Under president Recep Tayyip Erdogan, Turkey's diplomats have been turned into agents hunting supposed followers of his opponent Fethullah Gulen, and are now suspected of harassing journalists even in Belgium.

News in Brief

  1. Merkel: Nord Stream 2 pipeline poses 'no danger'
  2. Spanish king in Barcelona next week
  3. Turkey jails journalists for life
  4. Make budget cuts in farm and regional funds, the Dutch say
  5. UN: Hungary's anti-migration bill is 'assault on human rights'
  6. Journalist Deniz Yucel freed in Turkey
  7. New organic farming bill not ready until late spring
  8. Commissioner: Western Balkans in EU is 'obvious'

Stakeholders' Highlights

  1. UNESDAA year ago UNESDA members pledged to reduce added sugars in soft drinks by 10%
  2. International Partnership for Human RightsUzbekistan: Investigate Torture of Journalist
  3. EPSUMovie Premiere: 'Up to The Last Drop' - 22 February, Brussels
  4. CESICESI@Noon on ‘Digitalisation & Future of Work: Social Protection For All?’ - March 7
  5. UNICEFExecutive Director's Committment to Tackling Sexual Exploitation and Abuse of Children
  6. Nordic Council of MinistersState of the Nordic Region 2018: Facts, Figures and Rankings of the 74 Regions
  7. Mission of China to the EUDigital Economy Shaping China's Future, Over 30% of GDP
  8. Macedonian Human Rights Movement Int.Suing the Governments of Macedonia and Greece for Changing Macedonia's Name
  9. Dialogue PlatformBeyond the Errors in the War on Terror: How to Fight Global Militarism - 22 February
  10. Swedish EnterprisesHarnessing Globalization- at What Cost?
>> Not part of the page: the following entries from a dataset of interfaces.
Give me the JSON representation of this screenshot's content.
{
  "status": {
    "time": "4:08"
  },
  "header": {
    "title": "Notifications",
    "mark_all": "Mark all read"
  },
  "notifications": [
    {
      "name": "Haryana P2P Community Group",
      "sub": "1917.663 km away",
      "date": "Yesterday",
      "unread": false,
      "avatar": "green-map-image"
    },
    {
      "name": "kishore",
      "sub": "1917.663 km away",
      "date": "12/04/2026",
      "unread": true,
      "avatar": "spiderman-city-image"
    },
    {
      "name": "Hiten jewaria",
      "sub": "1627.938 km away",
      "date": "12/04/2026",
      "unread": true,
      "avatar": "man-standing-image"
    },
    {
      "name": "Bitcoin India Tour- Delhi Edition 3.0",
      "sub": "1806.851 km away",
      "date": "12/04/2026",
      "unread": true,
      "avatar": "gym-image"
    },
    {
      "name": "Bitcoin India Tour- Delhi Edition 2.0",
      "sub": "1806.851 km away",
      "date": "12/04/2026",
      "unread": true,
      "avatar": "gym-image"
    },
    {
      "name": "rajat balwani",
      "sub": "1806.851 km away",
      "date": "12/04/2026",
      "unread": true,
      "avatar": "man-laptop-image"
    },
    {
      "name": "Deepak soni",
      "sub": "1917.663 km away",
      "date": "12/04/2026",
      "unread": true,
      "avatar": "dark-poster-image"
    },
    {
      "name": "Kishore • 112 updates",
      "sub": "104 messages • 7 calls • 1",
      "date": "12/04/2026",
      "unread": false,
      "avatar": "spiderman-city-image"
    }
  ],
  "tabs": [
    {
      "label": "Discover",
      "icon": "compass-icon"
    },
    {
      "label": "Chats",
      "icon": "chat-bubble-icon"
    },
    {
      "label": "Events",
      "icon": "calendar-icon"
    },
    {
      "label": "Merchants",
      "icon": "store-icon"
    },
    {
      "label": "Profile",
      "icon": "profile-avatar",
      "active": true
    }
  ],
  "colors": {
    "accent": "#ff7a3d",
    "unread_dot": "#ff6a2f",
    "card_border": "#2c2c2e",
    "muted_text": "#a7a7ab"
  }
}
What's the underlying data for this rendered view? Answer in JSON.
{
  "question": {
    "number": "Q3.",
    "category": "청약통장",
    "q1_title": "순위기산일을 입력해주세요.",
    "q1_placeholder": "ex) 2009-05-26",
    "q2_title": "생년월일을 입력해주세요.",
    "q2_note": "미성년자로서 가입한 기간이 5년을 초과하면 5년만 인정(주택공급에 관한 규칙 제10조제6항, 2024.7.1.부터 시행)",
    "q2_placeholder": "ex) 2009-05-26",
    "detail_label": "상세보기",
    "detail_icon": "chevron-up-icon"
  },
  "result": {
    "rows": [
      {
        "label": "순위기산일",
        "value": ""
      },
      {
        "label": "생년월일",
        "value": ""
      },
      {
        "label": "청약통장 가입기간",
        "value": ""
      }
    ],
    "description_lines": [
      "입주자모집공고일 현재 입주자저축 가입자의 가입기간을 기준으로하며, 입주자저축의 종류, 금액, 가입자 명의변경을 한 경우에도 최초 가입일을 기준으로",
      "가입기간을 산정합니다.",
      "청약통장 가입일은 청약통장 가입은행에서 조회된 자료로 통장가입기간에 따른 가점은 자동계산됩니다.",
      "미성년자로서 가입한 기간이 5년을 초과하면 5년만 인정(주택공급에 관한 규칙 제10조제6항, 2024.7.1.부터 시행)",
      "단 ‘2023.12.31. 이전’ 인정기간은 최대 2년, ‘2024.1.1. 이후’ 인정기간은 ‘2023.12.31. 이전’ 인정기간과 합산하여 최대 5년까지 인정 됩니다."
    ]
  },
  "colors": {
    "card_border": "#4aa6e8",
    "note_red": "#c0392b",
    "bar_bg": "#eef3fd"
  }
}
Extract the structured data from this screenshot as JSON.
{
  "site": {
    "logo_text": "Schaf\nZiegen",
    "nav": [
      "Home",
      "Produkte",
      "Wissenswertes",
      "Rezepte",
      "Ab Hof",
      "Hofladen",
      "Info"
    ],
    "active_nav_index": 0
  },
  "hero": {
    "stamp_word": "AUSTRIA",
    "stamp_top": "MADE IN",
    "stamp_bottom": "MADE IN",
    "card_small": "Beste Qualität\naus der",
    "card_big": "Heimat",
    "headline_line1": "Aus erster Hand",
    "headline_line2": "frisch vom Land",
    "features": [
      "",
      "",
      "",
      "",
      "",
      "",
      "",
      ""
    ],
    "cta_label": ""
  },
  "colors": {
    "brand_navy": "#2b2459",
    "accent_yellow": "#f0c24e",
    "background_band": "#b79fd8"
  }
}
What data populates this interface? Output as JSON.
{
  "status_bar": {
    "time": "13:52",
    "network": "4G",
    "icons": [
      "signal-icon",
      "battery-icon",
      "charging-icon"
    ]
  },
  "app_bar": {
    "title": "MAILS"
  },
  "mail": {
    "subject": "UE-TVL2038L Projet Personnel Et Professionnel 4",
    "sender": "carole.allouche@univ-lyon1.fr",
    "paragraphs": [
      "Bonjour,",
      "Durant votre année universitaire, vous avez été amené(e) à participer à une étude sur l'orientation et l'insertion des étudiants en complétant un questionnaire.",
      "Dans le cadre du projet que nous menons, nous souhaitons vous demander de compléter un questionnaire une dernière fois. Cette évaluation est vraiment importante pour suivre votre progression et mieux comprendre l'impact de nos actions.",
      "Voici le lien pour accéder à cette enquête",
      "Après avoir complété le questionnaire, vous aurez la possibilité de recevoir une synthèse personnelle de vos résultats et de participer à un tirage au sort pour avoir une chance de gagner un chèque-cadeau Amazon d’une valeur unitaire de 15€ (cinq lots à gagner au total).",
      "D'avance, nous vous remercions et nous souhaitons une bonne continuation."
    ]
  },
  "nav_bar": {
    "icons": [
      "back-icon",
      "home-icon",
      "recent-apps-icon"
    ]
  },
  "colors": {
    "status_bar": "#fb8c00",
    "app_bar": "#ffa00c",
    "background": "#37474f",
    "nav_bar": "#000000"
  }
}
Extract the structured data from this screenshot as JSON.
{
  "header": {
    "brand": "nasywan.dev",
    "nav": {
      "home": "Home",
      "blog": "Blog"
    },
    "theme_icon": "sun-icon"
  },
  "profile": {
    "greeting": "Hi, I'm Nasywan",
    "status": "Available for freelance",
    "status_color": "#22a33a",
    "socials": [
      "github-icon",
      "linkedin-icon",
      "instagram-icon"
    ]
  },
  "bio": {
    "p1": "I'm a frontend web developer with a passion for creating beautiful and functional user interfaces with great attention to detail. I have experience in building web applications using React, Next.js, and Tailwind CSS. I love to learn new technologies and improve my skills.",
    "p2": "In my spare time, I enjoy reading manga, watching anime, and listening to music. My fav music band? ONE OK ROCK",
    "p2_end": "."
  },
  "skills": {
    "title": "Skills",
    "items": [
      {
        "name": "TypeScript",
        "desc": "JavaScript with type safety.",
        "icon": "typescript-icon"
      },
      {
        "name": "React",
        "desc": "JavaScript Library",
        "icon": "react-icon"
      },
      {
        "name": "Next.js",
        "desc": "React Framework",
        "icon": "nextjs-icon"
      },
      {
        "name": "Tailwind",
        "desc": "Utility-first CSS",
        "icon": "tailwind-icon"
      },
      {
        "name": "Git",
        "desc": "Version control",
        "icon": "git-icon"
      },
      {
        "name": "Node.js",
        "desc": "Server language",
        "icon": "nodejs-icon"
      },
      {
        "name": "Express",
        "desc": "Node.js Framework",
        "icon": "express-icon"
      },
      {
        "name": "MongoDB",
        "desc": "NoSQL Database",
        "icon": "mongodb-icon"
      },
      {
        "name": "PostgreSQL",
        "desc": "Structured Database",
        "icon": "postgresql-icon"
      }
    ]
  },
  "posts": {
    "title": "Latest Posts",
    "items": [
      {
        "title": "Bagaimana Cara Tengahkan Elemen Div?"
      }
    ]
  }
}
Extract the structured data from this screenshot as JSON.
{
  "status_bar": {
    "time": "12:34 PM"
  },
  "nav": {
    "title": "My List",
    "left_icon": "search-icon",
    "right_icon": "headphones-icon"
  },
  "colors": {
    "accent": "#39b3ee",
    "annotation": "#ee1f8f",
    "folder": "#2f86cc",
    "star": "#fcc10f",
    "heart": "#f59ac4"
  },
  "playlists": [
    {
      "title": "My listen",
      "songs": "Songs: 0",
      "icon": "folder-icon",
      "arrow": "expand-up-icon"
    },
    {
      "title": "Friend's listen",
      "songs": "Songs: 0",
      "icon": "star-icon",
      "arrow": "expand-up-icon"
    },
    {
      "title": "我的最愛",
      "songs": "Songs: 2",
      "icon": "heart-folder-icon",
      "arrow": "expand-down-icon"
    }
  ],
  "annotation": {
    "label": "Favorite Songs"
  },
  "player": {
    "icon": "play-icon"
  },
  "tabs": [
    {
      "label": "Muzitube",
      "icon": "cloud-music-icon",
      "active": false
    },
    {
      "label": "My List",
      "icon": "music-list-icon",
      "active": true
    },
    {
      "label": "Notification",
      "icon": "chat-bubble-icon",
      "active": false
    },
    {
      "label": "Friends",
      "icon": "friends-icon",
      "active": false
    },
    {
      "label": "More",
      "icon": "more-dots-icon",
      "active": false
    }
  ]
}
Keynote Speaker Commissioner Malmström
  11. European Friends of ArmeniaSave The Date 28/02: “Nagorno-Karabakh & the EU: 1988-2018”
  12. European Heart NetworkSmart CAP is Triple Win for Economy, Environment and Health

Latest News

  1. EU asks charities to explain anti-abuse measures
  2. ECB, Budget, EU elections This WEEK
  3. EU states stay mute on implementation of mercury bill
  4. Baltic states demand bigger EU budget
  5. Germany raises concerns over Hungary's 'Stop Soros' bills
  6. EU ties Brexit transition talks to divorce agreement
  7. EU divided over Western Balkan enlargement
  8. Facebook and Twitter weak on protecting users, says EU

Stakeholders' Highlights

  1. European Free AlllianceEFA Joined the Protest in Aiacciu to Solicit a Dialogue After the Elections
  2. EPSUDrinking Water Directive Step Forward but Human Right to Water Not Recognized
  3. European Gaming & Betting AssociationGambling Operators File Data Protection Complaint Against Payment Block in Norway
  4. European Jewish CongressEJC Expresses Deep Concern Over Proposed Holocaust Law in Poland
  5. CECEConstruction Industry Gets Together to Discuss the Digital Revolution @ the EU Industry Days
  6. Mission of China to the EUChina-EU Relations in the New Era
  7. European Free AlllianceEnd Discrimination of European Minorities - Sign the Minority Safepack Initiative
  8. Centre Maurits Coppieters“Diversity Shouldn’t Be Only a Slogan” Lorant Vincze (Fuen) Warns European Commission
  9. Dialogue PlatformWhat Can Christians Learn from a Global Islamic Movement?
  10. European Jewish CongressEJC President Warns Europe as Holocaust Memory Fades
  11. European Free AlllianceNo Justice From the Spanish Supreme Court Ruling
  12. Nordic Council of MinistersNordic Solutions for Sustainable Cities: New Grants Awarded for Branding Projects